POST TIME: 18 October, 2015 07:16:12 PM
Spectre at the rugby feast and why the Welsh sing hymns
Independent Online Desk

Spectre at the rugby feast and why the Welsh sing hymns

This weekend, Twickenham and pubs and rugby clubs all over Wales will once again be ringing with rousing renditions of Calon Lan and Cwm Rhondda (Bread of Heaven) as Wales take on South Africa in the Rugby World Cup.

The Welsh are known for singing hymns, but these days it is often fuelled more by alcohol than the typically Welsh fire and brimstone sermons of the strictly sober chapels that first introduced them.

Welsh chapels - once the backbone of the entire nation - are closing at the rate of one a week. A country, once as famous for its puritan non-conformity as its love of rugby and singing, is now bent on more secular activities.

Chapel attendances may be declining, but it would be a mistake to underestimate how much it is branded into Welsh culture. And never more so than during a game of rugby.

So what does the demise of the Welsh chapel say about modern-day Wales? Has the nation cast aside a keystone in the survival of its language and cultural wealth or is it simply evolving with the times?

And does the legacy of the old Welsh chapel reach further than Bread of Heaven on international days?

As a flock of grey clouds circle ominously over the Gwili Valley below, Charlie Williams opens the doors of Cwmdyfran Calvinistic Methodist Chapel and sets about arranging numbers on the hymn board.

It is Sunday morning and the service is set to start in 15 minutes. However, Mr Williams, the chapel's affable custodian, does not appear to be in any sort of hurry.

The days when places such as Cwmdyfran Chapel - situated in rural Carmarthenshire - were standing room only are long gone."We'll be lucky if we get into double figures," explained Mr Williams, now allotting bibles across the first two rows of pews.

His forecast turns out to be a little optimistic. When the service does begin, I count the register to be eight, including myself.

And, having never visited Cwmdyfran before, my presence has not gone unnoticed.

"Pwy yw hwn? (Who is he?) I hear someone whisper behind me.

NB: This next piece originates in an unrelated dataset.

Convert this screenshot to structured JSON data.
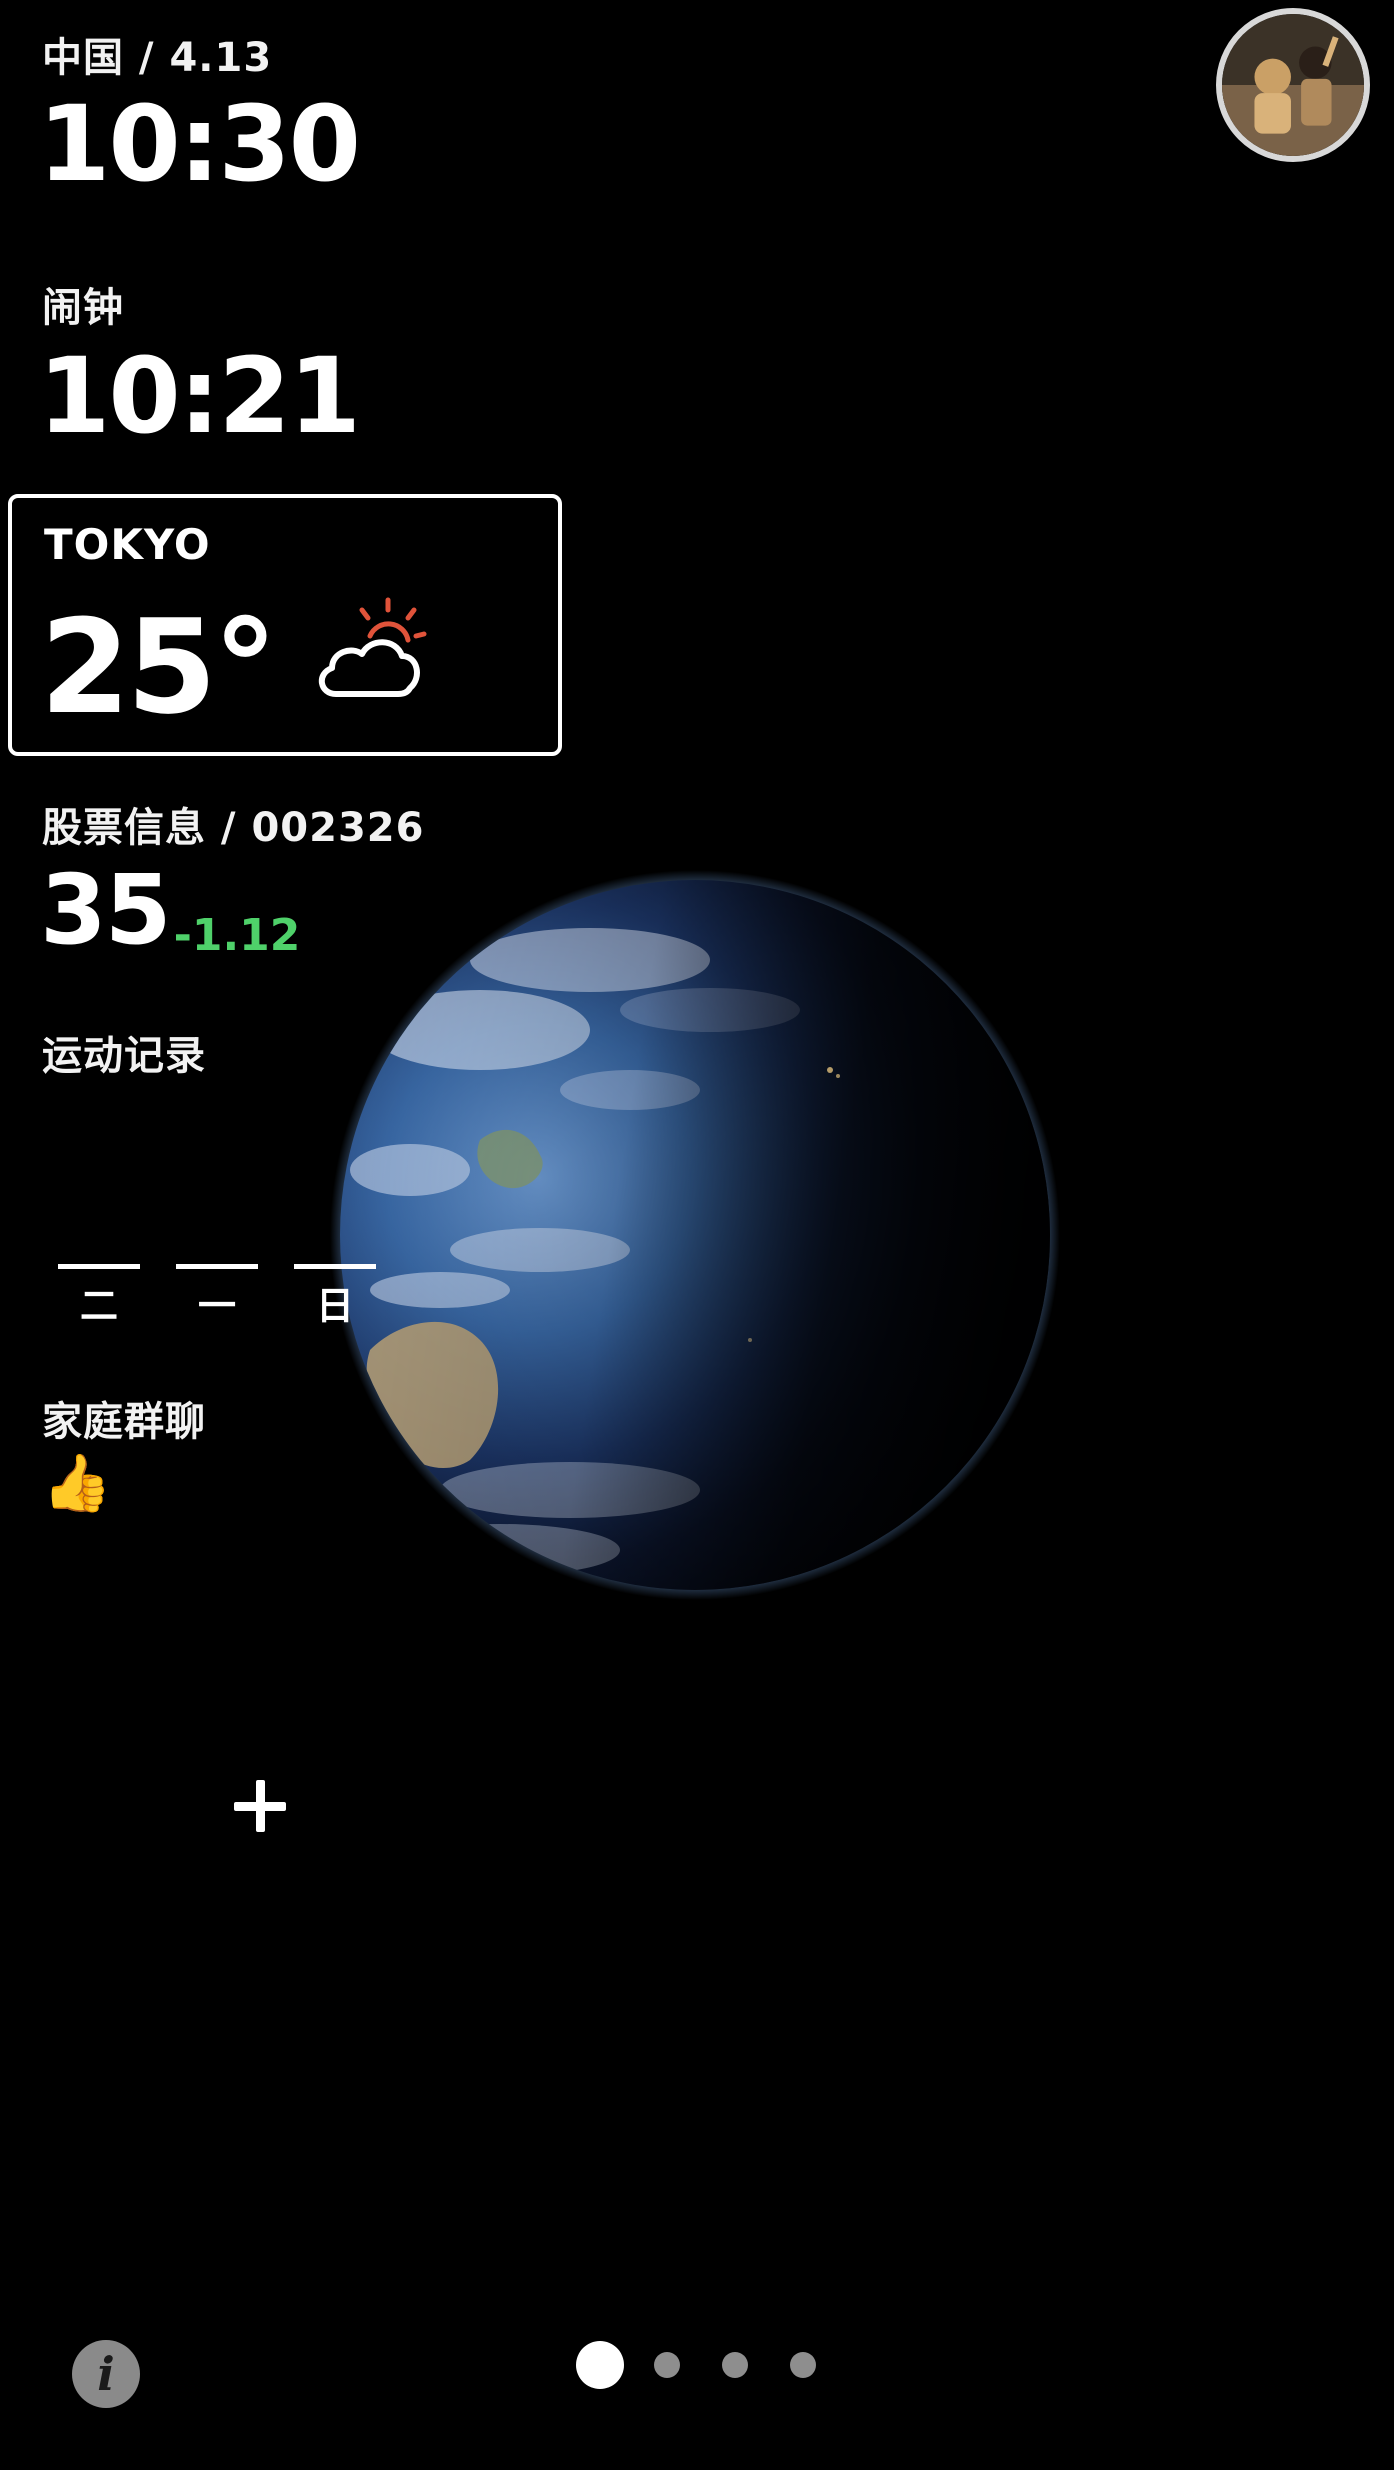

As our minister, Tudur Dylan, preaches from his pulpit in flawless Welsh and hymns are sung with a gusto that momentarily belies the nominal congregation, it is hard to believe that at one point, at the end of the 19th Century, this small grey-rendered building attracted worshippers in their hundreds.

How times have changed. Once a focal point of nearly every Welsh community, chapels are now being lost at a rate of one a week, unable to justify keeping the lights on due to waning attendance figures.

The sight of a derelict chapel, left to go to wrack and ruin, is not uncommon in any town, village or city. Some are derelict, others have been converted into community spaces or homes."It's a pretty dire situation," said Methodist minister Rev Dr Leslie Griffiths, a regular guest on Chris Evans's Radio 2 breakfast show's Pause for Thought.

"Why is it happening? Well, I think organised Christian religion in western Europe has been on this trend. To quote Matthew Arnold's poem Dover Beach 'The sea of faith is running out'.

"I would add that some of the chapels were built in almost inaccessible places to serve tiny groups of people - for another age."

But, he said, that does not get to the heart of the problem. Rev Griffiths pinpoints the traditional ways of communicating the faith no longer resonate with people.Any suggestion that Wales was a nation of tipplers on the quiet, so to speak, has always been curiously at odds with the temperance movement associated with non-conformity.

Some chapel-goers were even encouraged to take a pledge to completely abstain from alcohol, including my own grandfather. I can say with good knowledge that this oath was upheld loosely.

Still, the general consensus would suggest these places of worship are outmoded in the 21st Century; relics of the past, undeserving of preservation.BBC